For Startups: Business Entities 101

September 14, 2021

Did you know in Mississippi there are several options for your business structure? Mississippi recognizes six different business types, and there are pros and cons for each.

 

When starting your business, one of the first major decisions you will face is selecting the business structure that fits best with how your want to operate your business. This is a decision business owners should not make alone. Reach out to your accountant and a business attorney who can advise you which entity is the right one for your business.

The following business types are recognized in Mississippi:

Sole Proprietorships:

In a sole proprietorship one person owns and operates the business. Because a sole proprietorship is not incorporated, it requires no filing with the Secretary of State. The individual owner is personally responsible for the debts and obligations of the business. Earnings are generally taxed as personal income for the owner.

General Partnerships:

Two or more persons may operate a business as a general partnership. Again, there is no Secretary of State filing requirement to form this type of entity. Many general partnerships will draft a partnership agreement to delineate the responsibilities of each partner. The partnership agreement need not be filed with the State. The assets of a partnership are owned jointly by the partners. Each partner is personally liable for the actions of the other partners including business debts, taxes and tort liability. Earnings are generally taxed as personal income to each partner.

Limited Partnership (LP):

This business entity is a partnership with two levels of partners: general partners and limited partners. A general partner makes the business decisions and controls the business. The limited partner has a stake in the company, usually through an investment of capital, but has limited control over business decisions. A Certificate of Limited Partnership must be filed with the Secretary of State.

General partners are personally liable for the debts and obligations of the partnership. Limited partners are only liable to the extent of their investment in the company. Earnings for all partners are generally taxed as personal income.

Limited Liability Companies (LLC):

A limited liability company may be owned by one or more persons. The owners are called “members.” All members may participate in managing the company or one or more members may be chosen to make decisions. Forming an LLC requires filing a Certificate of Formation with the Secretary of State.

Members of an LLC are not personally liable for the debts or liabilities of the company. Earnings may be taxed in several different ways. An LLC may have different levels of membership. The members may develop an operating agreement to govern the company. Limited liability companies generally have fewer formal record keeping requirements than corporations.

Mississippi has one of the most modern and comprehensive LLC statues in the country.

Corporations:

A corporation may be owned by one or more persons. Owners are called “shareholders.” A corporation is created by filing Articles of Incorporation with the Secretary of State. Corporations have officers elected by a board of directors that are elected by the shareholders. Corporations operate by a set of rules called “bylaws,” which are drafted by the company and adopted by the shareholders. Bylaws are not filed with the State.

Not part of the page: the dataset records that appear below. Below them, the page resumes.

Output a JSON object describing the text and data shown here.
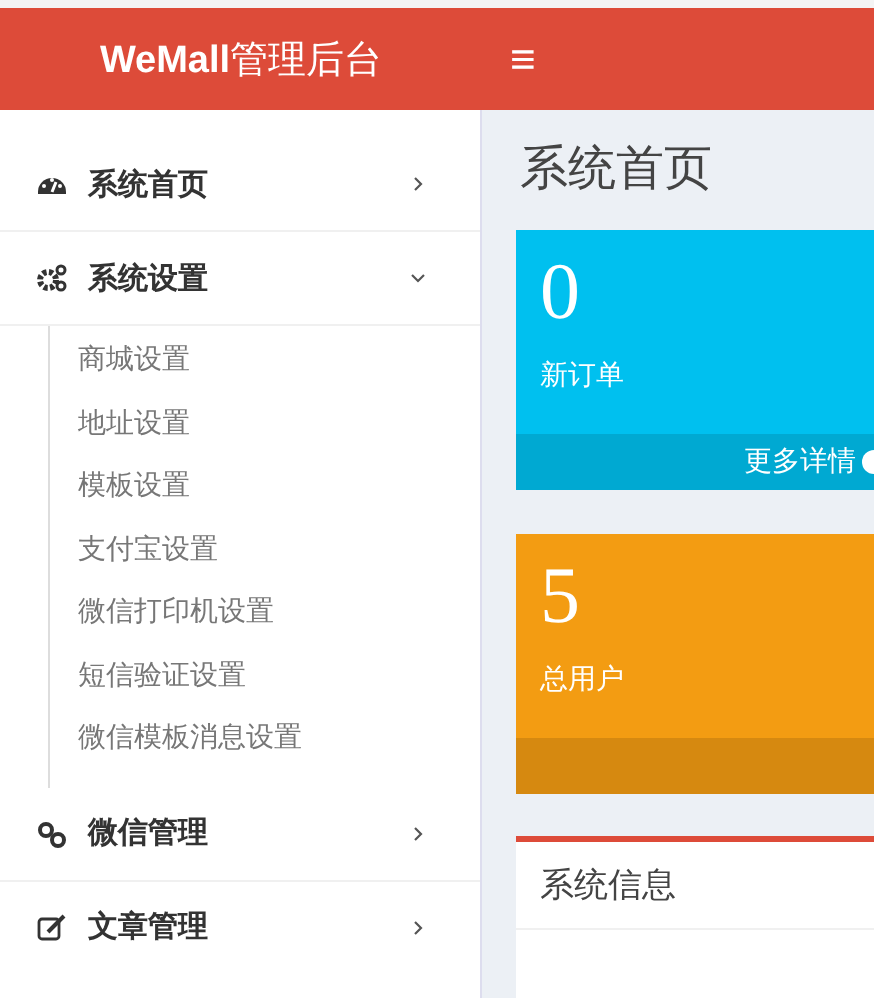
{
  "header": {
    "logo_bold": "WeMall",
    "logo_rest": "管理后台",
    "menu_toggle": "≡"
  },
  "sidebar": {
    "items": [
      {
        "label": "系统首页",
        "expanded": false
      },
      {
        "label": "系统设置",
        "expanded": true,
        "children": [
          {
            "label": "商城设置"
          },
          {
            "label": "地址设置"
          },
          {
            "label": "模板设置"
          },
          {
            "label": "支付宝设置"
          },
          {
            "label": "微信打印机设置"
          },
          {
            "label": "短信验证设置"
          },
          {
            "label": "微信模板消息设置"
          }
        ]
      },
      {
        "label": "微信管理",
        "expanded": false
      },
      {
        "label": "文章管理",
        "expanded": false
      }
    ]
  },
  "main": {
    "title": "系统首页",
    "stat_cards": [
      {
        "value": "0",
        "label": "新订单",
        "color": "#00c0ef",
        "footer_link": "更多详情"
      },
      {
        "value": "5",
        "label": "总用户",
        "color": "#f39c12"
      }
    ],
    "info_box": {
      "title": "系统信息"
    }
  }
}
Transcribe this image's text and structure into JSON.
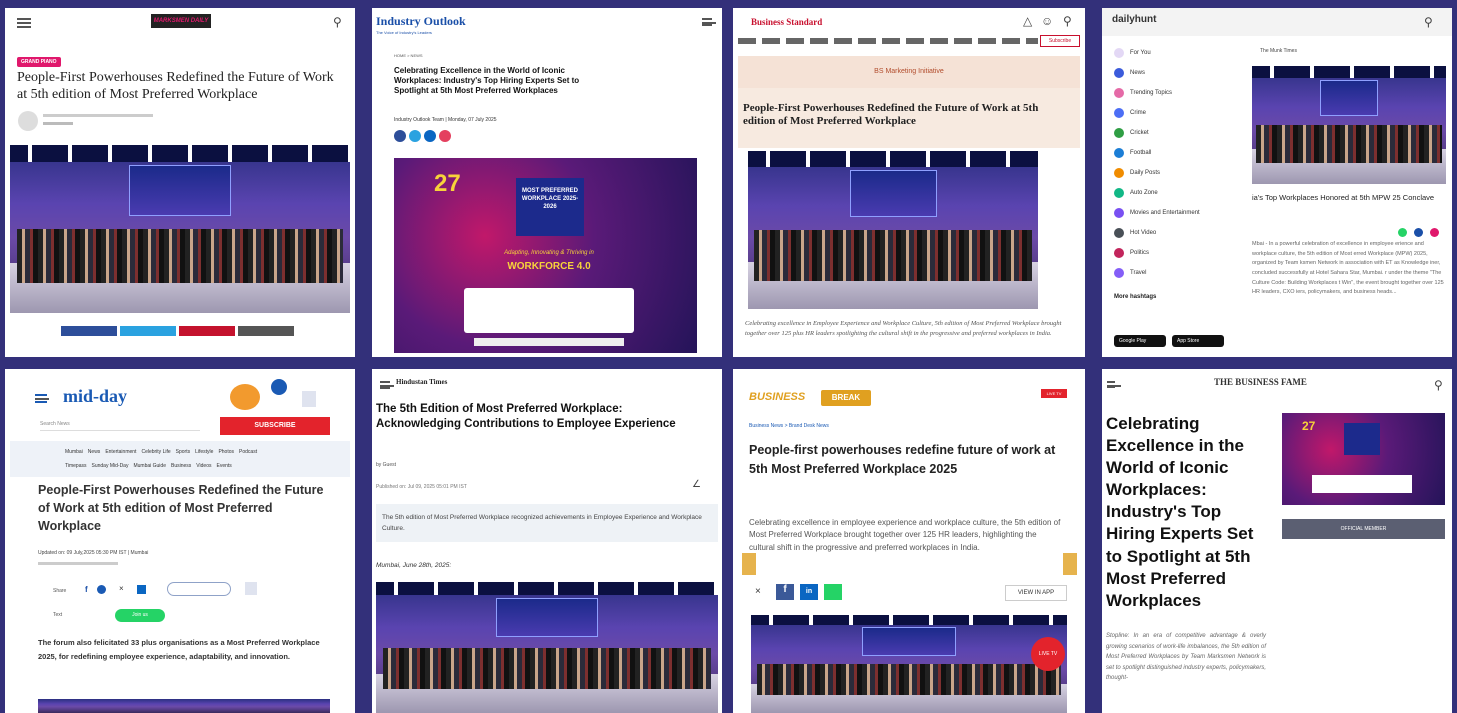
{
  "p1": {
    "logo": "MARKSMEN DAILY",
    "badge": "GRAND PIANO",
    "headline": "People-First Powerhouses Redefined the Future of Work at 5th edition of Most Preferred Workplace"
  },
  "p2": {
    "logo": "Industry Outlook",
    "logo_sub": "The Voice of Industry's Leaders",
    "kicker": "HOME > NEWS",
    "headline": "Celebrating Excellence in the World of Iconic Workplaces: Industry's Top Hiring Experts Set to Spotlight at 5th Most Preferred Workplaces",
    "byline": "Industry Outlook Team | Monday, 07 July 2025",
    "poster_date": "27",
    "poster_box": "MOST PREFERRED WORKPLACE 2025-2026",
    "poster_tagline": "Adapting, Innovating & Thriving in",
    "poster_workforce": "WORKFORCE 4.0"
  },
  "p3": {
    "logo": "Business Standard",
    "banner": "BS Marketing Initiative",
    "headline": "People-First Powerhouses Redefined the Future of Work at 5th edition of Most Preferred Workplace",
    "caption": "Celebrating excellence in Employee Experience and Workplace Culture, 5th edition of Most Preferred Workplace brought together over 125 plus HR leaders spotlighting the cultural shift in the progressive and preferred workplaces in India."
  },
  "p4": {
    "logo": "dailyhunt",
    "menu": [
      "For You",
      "News",
      "Trending Topics",
      "Crime",
      "Cricket",
      "Football",
      "Daily Posts",
      "Auto Zone",
      "Movies and Entertainment",
      "Hot Video",
      "Politics",
      "Travel"
    ],
    "more": "More hashtags",
    "source": "The Munk Times",
    "headline": "ia's Top Workplaces Honored at 5th MPW 25 Conclave",
    "body": "Mbai - In a powerful celebration of excellence in employee erience and workplace culture, the 5th edition of Most erred Workplace (MPW) 2025, organized by Team ksmen Network in association with ET as Knowledge iner, concluded successfully at Hotel Sahara Star, Mumbai. r under the theme \"The Culture Code: Building Workplaces t Win\", the event brought together over 125 HR leaders, CXO iers, policymakers, and business heads...",
    "google_play": "Google Play",
    "app_store": "App Store"
  },
  "p5": {
    "logo": "mid-day",
    "search_placeholder": "Search News",
    "subscribe": "SUBSCRIBE",
    "nav1": [
      "Mumbai",
      "News",
      "Entertainment",
      "Celebrity Life",
      "Sports",
      "Lifestyle",
      "Photos",
      "Podcast"
    ],
    "nav2": [
      "Timepass",
      "Sunday Mid-Day",
      "Mumbai Guide",
      "Business",
      "Videos",
      "Events"
    ],
    "headline": "People-First Powerhouses Redefined the Future of Work at 5th edition of Most Preferred Workplace",
    "updated": "Updated on: 09 July,2025 05:30 PM IST | Mumbai",
    "share_label": "Share",
    "text_label": "Text",
    "join_label": "Join us",
    "intro": "The forum also felicitated 33 plus organisations as a Most Preferred Workplace 2025, for redefining employee experience, adaptability, and innovation."
  },
  "p6": {
    "logo": "Hindustan Times",
    "headline": "The 5th Edition of Most Preferred Workplace: Acknowledging Contributions to Employee Experience",
    "author": "by Guest",
    "published": "Published on: Jul 09, 2025 05:01 PM IST",
    "summary": "The 5th edition of Most Preferred Workplace recognized achievements in Employee Experience and Workplace Culture.",
    "dateline": "Mumbai, June 28th, 2025:"
  },
  "p7": {
    "logo": "BUSINESS",
    "logo_badge": "BREAK",
    "breadcrumb": "Business News > Brand Desk News",
    "headline": "People-first powerhouses redefine future of work at 5th Most Preferred Workplace 2025",
    "summary": "Celebrating excellence in employee experience and workplace culture, the 5th edition of Most Preferred Workplace brought together over 125 HR leaders, highlighting the cultural shift in the progressive and preferred workplaces in India.",
    "view_in_app": "VIEW IN APP",
    "live": "LIVE TV"
  },
  "p8": {
    "logo": "THE BUSINESS FAME",
    "headline": "Celebrating Excellence in the World of Iconic Workplaces: Industry's Top Hiring Experts Set to Spotlight at 5th Most Preferred Workplaces",
    "official": "OFFICIAL MEMBER",
    "intro": "Stopline: In an era of competitive advantage & overly growing scenarios of work-life imbalances, the 5th edition of Most Preferred Workplaces by Team Marksmen Network is set to spotlight distinguished industry experts, policymakers, thought-"
  },
  "colors": {
    "background": "#33307a",
    "accent_pink": "#e0186c",
    "bs_red": "#c8102e",
    "midday_blue": "#1a5ab4"
  }
}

Shareholders of a corporation are not personally liable for the obligations of the company. Unlike an LLC, a corporation is subject to corporate income taxes on its revenues. Profits distributed to the shareholders may be taxed as income.

An “S corporation” under the Internal Revenue Code is formed in the same fashion as a regular corporation. Sub-chapter S corporations may have some tax advantages but also must follow very specific rules. Obtaining tax planning advice when deciding to set up this type of company is recommended.

Nonprofit Corporations:

A nonprofit corporation may be formed for any lawful purpose. The Articles of Incorporation must be filed with the State and must indicate the initial nonprofit activity of the company. Nonprofit corporations are generally run by a Board of Directors and may also have members. Members of a nonprofit may not be paid, and the revenues of the company further its nonprofit goal.

A charity is a type of nonprofit corporation which solicits donations beyond its members. Special IRS rules govern charities. In addition, charitable organizations must register with the Charities Division of the Mississippi Secretary of State and unless an exemption is granted, file a report disclosing their donations and expenditures each year.

Mississippi Secretary of State’s Office, “Start Your Business in Mississippi",

https://www.sos.ms.gov/content/documents/Business/Business%20Entities%20(Clean).pdf

For more information on choosing the right entity for your business, contact our team at info@gayjoneslaw.com.